Taking a careful look around, the cat crept to the window and squeezed in, sniffing the air for danger. The smell of freshly baked cookies wafted into the room and there was also a hint of the sour odour that denoted the possible presence of mice in the vicinity. The cat had caught them last week and so disregarded any thoughts of mice. Cookies didn't interest it either. It was the violin that it only had eyes for.

With a light leap up onto the bed, the cat purred to the fiddle that was shining in the light and whose wood grains striped the body like a tiger. Patting the violin into a comfortable place, the cat placed a paw over the scroll and plucked at a few strings. The strings twanged sadly and the cat shook its head. The poor thing hadn't even been tuned.

Awkwardly, carefully, the cat nudged at pegs and fine tuning knobs until it was satisfied with the sound. Then picking up the bow in its soft mouth - the bow still taut, the cat drew it across the strings and sighed, wriggling with excitement at the sound. Starting slowly, the cat played until it felt the vibrations buzzing through it head via the bow too much for its jaw to be able to hold on any longer, nevertheless attempting to finish with what it thought was a flourish.

There was a sharp intake of breath and the cat's head snapped up to look at the door. The little girl stood there, a perfect imitation of her mother standing just behind the girl, hands over their mouths. With almost a snarl at being caught like this, the cat snatched up the fiddle, flying out the window after a brief knocking struggle at the window and disappeared into the bushes. Before mother or daughter could free themselves from their amazement, the cat was back and gone again, taking the bow with it.

Mother and daughter rushed to the window, but saw nothing. No cat. No violin. No bow.
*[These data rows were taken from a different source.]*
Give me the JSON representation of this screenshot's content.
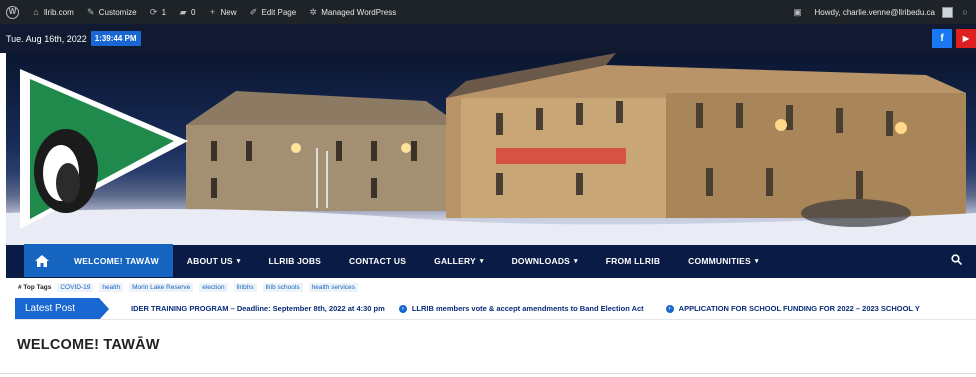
{
  "adminbar": {
    "site": "llrib.com",
    "customize": "Customize",
    "updates": "1",
    "comments": "0",
    "new": "New",
    "edit": "Edit Page",
    "managed": "Managed WordPress",
    "howdy": "Howdy, charlie.venne@llribedu.ca"
  },
  "topbar": {
    "date": "Tue. Aug 16th, 2022",
    "time": "1:39:44 PM"
  },
  "social": {
    "facebook_icon": "f",
    "youtube_icon": "▶"
  },
  "nav": {
    "items": [
      {
        "label": "WELCOME! TAWĀW",
        "caret": false
      },
      {
        "label": "ABOUT US",
        "caret": true
      },
      {
        "label": "LLRIB JOBS",
        "caret": false
      },
      {
        "label": "CONTACT US",
        "caret": false
      },
      {
        "label": "GALLERY",
        "caret": true
      },
      {
        "label": "DOWNLOADS",
        "caret": true
      },
      {
        "label": "FROM LLRIB",
        "caret": false
      },
      {
        "label": "COMMUNITIES",
        "caret": true
      }
    ],
    "caret_glyph": "▾"
  },
  "tags": {
    "label": "# Top Tags",
    "items": [
      "COVID-19",
      "health",
      "Morin Lake Reserve",
      "election",
      "llribhs",
      "llrib schools",
      "health services"
    ]
  },
  "ticker": {
    "label": "Latest Post",
    "items": [
      "IDER TRAINING PROGRAM – Deadline: September 8th, 2022 at 4:30 pm",
      "LLRIB members vote & accept amendments to Band Election Act",
      "APPLICATION FOR SCHOOL FUNDING FOR 2022 – 2023 SCHOOL Y"
    ]
  },
  "page": {
    "title": "WELCOME! TAWĀW"
  },
  "colors": {
    "adminbar": "#1d2327",
    "topbar": "#111a30",
    "nav": "#0a1c46",
    "accent": "#1565c0"
  }
}
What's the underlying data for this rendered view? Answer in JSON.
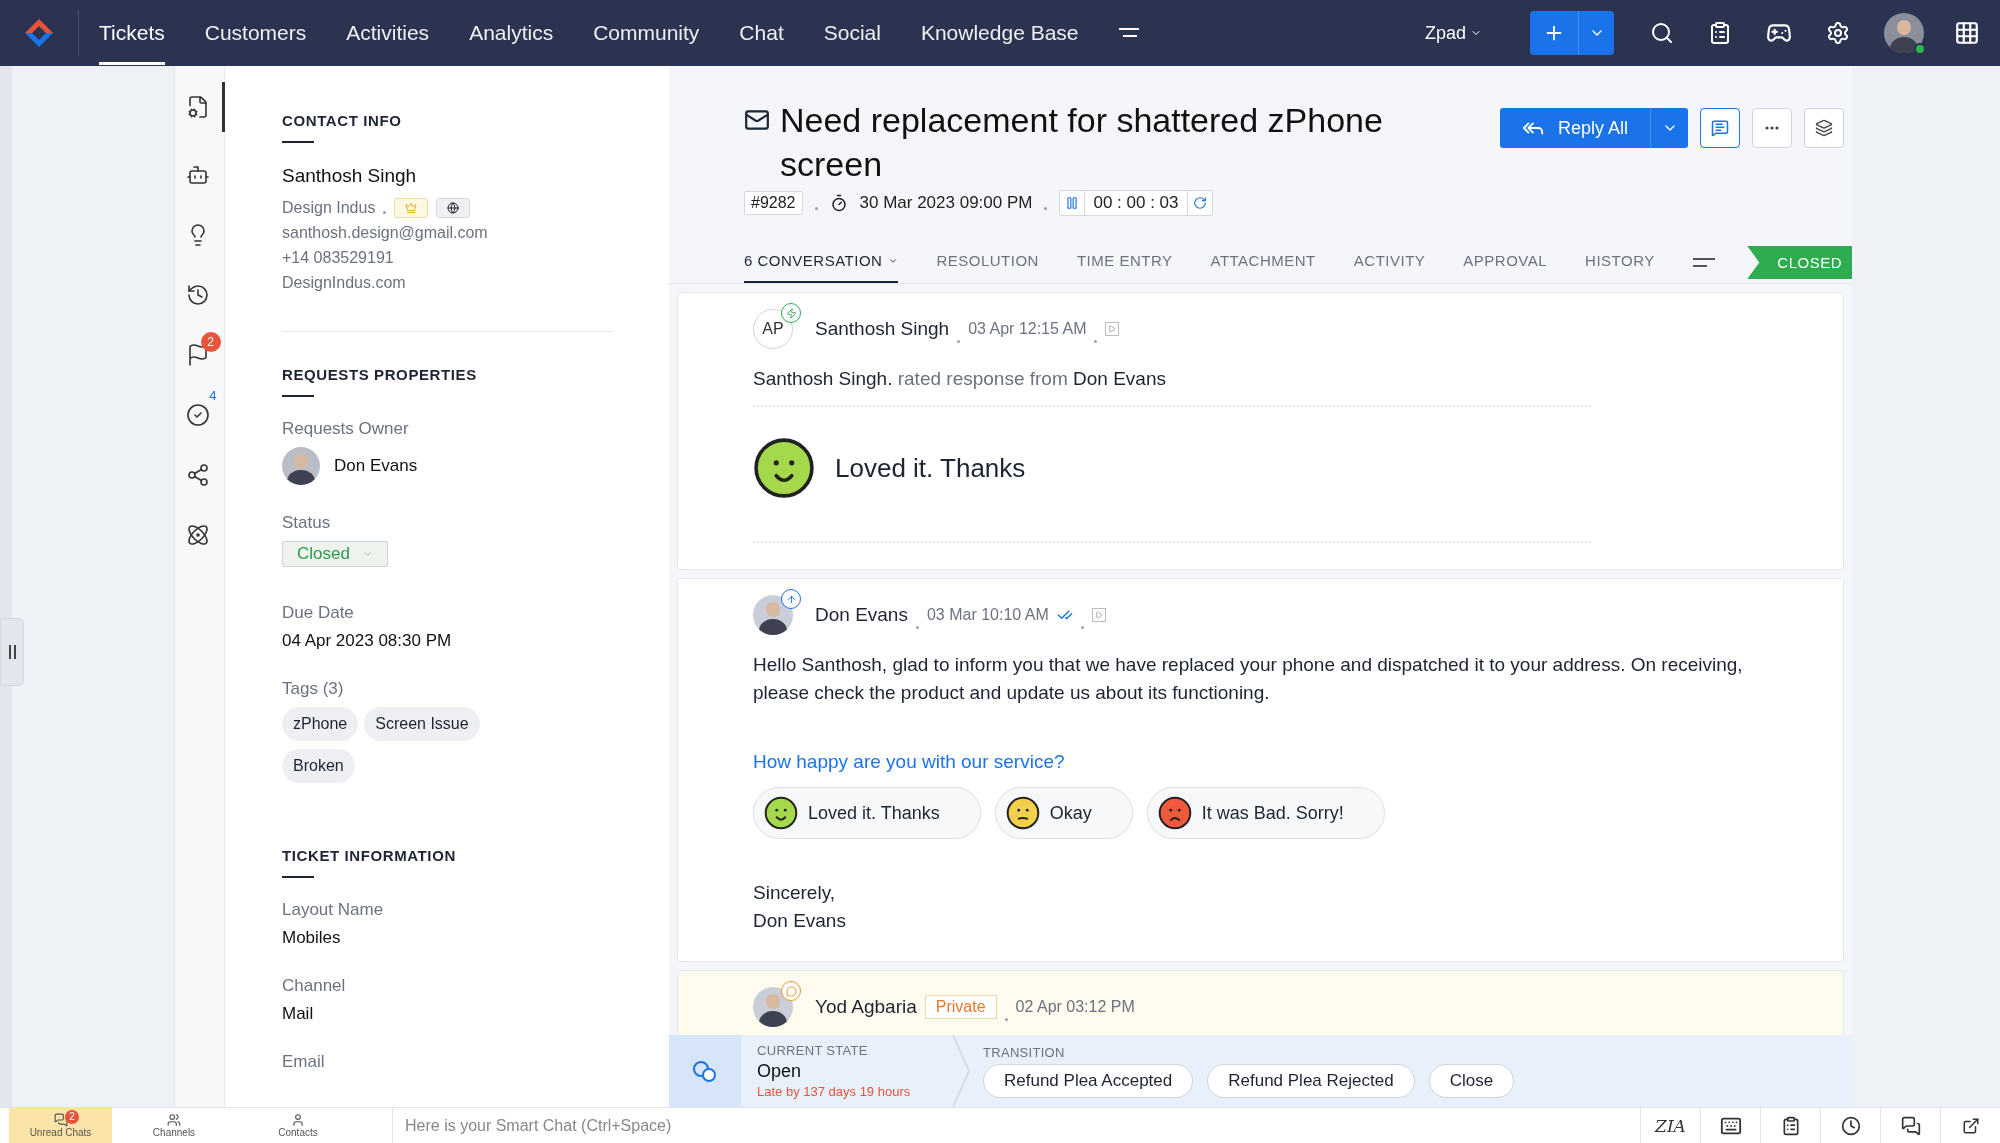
{
  "top_nav": {
    "items": [
      {
        "label": "Tickets",
        "selected": true
      },
      {
        "label": "Customers",
        "selected": false
      },
      {
        "label": "Activities",
        "selected": false
      },
      {
        "label": "Analytics",
        "selected": false
      },
      {
        "label": "Community",
        "selected": false
      },
      {
        "label": "Chat",
        "selected": false
      },
      {
        "label": "Social",
        "selected": false
      },
      {
        "label": "Knowledge Base",
        "selected": false
      }
    ],
    "department": "Zpad"
  },
  "rail": [
    {
      "selected": true
    },
    {
      "selected": false
    },
    {
      "selected": false
    },
    {
      "selected": false
    },
    {
      "selected": false,
      "badge": {
        "kind": "count",
        "text": "2"
      }
    },
    {
      "selected": false,
      "badge": {
        "kind": "plain",
        "text": "4"
      }
    },
    {
      "selected": false
    },
    {
      "selected": false
    }
  ],
  "contact": {
    "heading": "CONTACT INFO",
    "name": "Santhosh Singh",
    "company": "Design Indus",
    "email": "santhosh.design@gmail.com",
    "phone": "+14 083529191",
    "website": "DesignIndus.com"
  },
  "properties": {
    "heading": "REQUESTS PROPERTIES",
    "owner_label": "Requests Owner",
    "owner": "Don Evans",
    "status_label": "Status",
    "status": "Closed",
    "due_label": "Due Date",
    "due": "04 Apr 2023 08:30 PM",
    "tags_label": "Tags (3)",
    "tags": [
      "zPhone",
      "Screen Issue",
      "Broken"
    ]
  },
  "ticket_info": {
    "heading": "TICKET INFORMATION",
    "fields": [
      {
        "label": "Layout Name",
        "value": "Mobiles"
      },
      {
        "label": "Channel",
        "value": "Mail"
      },
      {
        "label": "Email"
      }
    ]
  },
  "ticket": {
    "title": "Need replacement for shattered zPhone screen",
    "number": "#9282",
    "created": "30 Mar 2023 09:00 PM",
    "timer": "00 : 00 : 03",
    "reply_button": "Reply All",
    "status_badge": "CLOSED"
  },
  "tabs": [
    {
      "label": "6 CONVERSATION",
      "selected": true
    },
    {
      "label": "RESOLUTION",
      "selected": false
    },
    {
      "label": "TIME ENTRY",
      "selected": false
    },
    {
      "label": "ATTACHMENT",
      "selected": false
    },
    {
      "label": "ACTIVITY",
      "selected": false
    },
    {
      "label": "APPROVAL",
      "selected": false
    },
    {
      "label": "HISTORY",
      "selected": false
    }
  ],
  "conversations": [
    {
      "kind": "rating",
      "initials": "AP",
      "author": "Santhosh Singh",
      "time": "03 Apr 12:15 AM",
      "line": "Santhosh Singh. **rated response from** Don Evans",
      "rating": "Loved it. Thanks"
    },
    {
      "kind": "reply",
      "author": "Don Evans",
      "time": "03 Mar 10:10 AM",
      "body": "Hello Santhosh, glad to inform you that we have replaced your phone and dispatched it to your address. On receiving, please check the product and update us about its functioning.",
      "question": "How happy are you with our service?",
      "options": [
        {
          "kind": "happy",
          "label": "Loved it. Thanks"
        },
        {
          "kind": "neutral",
          "label": "Okay"
        },
        {
          "kind": "sad",
          "label": "It was Bad. Sorry!"
        }
      ],
      "closing": [
        "Sincerely,",
        "Don Evans"
      ]
    },
    {
      "kind": "private",
      "author": "Yod Agbaria",
      "tag": "Private",
      "time": "02 Apr 03:12 PM"
    }
  ],
  "transition": {
    "state_label": "CURRENT STATE",
    "state": "Open",
    "late": "Late by 137 days 19 hours",
    "transition_label": "TRANSITION",
    "buttons": [
      "Refund Plea Accepted",
      "Refund Plea Rejected",
      "Close"
    ]
  },
  "bottom_bar": {
    "tabs": [
      {
        "label": "Unread Chats",
        "selected": true,
        "badge": "2"
      },
      {
        "label": "Channels",
        "selected": false
      },
      {
        "label": "Contacts",
        "selected": false
      }
    ],
    "chat_placeholder": "Here is your Smart Chat (Ctrl+Space)",
    "za": "ZIA"
  }
}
They never saw the cat again, but every now and then during a fine spring night, when the neighbourhood cats came out to play, they heard the sound of a fiddle playing and the cats singing with it.

17 April, 2012

see the stars

In the quiet of the night, I feel the the cool breeze walking. Like soft breath it caresses the sleeping in their dreams. I step outside to escape the dark closed in feeling between the walls of the house. Out here away from the cities and suburbs polluted with noise and light - out here in the quiet bush, I see the stars.

The stars streak across the sky, a spangled banner of light. They dance to tunes I cannot hear, sing songs too distant to be heard. The moon bathes all in pale silver, its soft light catching up the dew, endowing grass and bushes alike with the glow of other worlds. The stars are reflected in each drop, even the night creatures pause to stare. Here the open boundless lands breathe of more than I can bear.

Stories and pictures are spelt out in space, laid out for those with eyes to see. Every day they rest in sunlight, but night brings them out again. They speak of hope within the dark and courage in the face of fear. The stars tell stories of help without delay and victory against all odds, whilst holding back the enveloping black. Fear and darkness like to creep at night, but the stars hold these at bay.

So when at night I cannot sleep and fear tries to come sneaking, outside I stand within the breeze.
I look up and see the stars.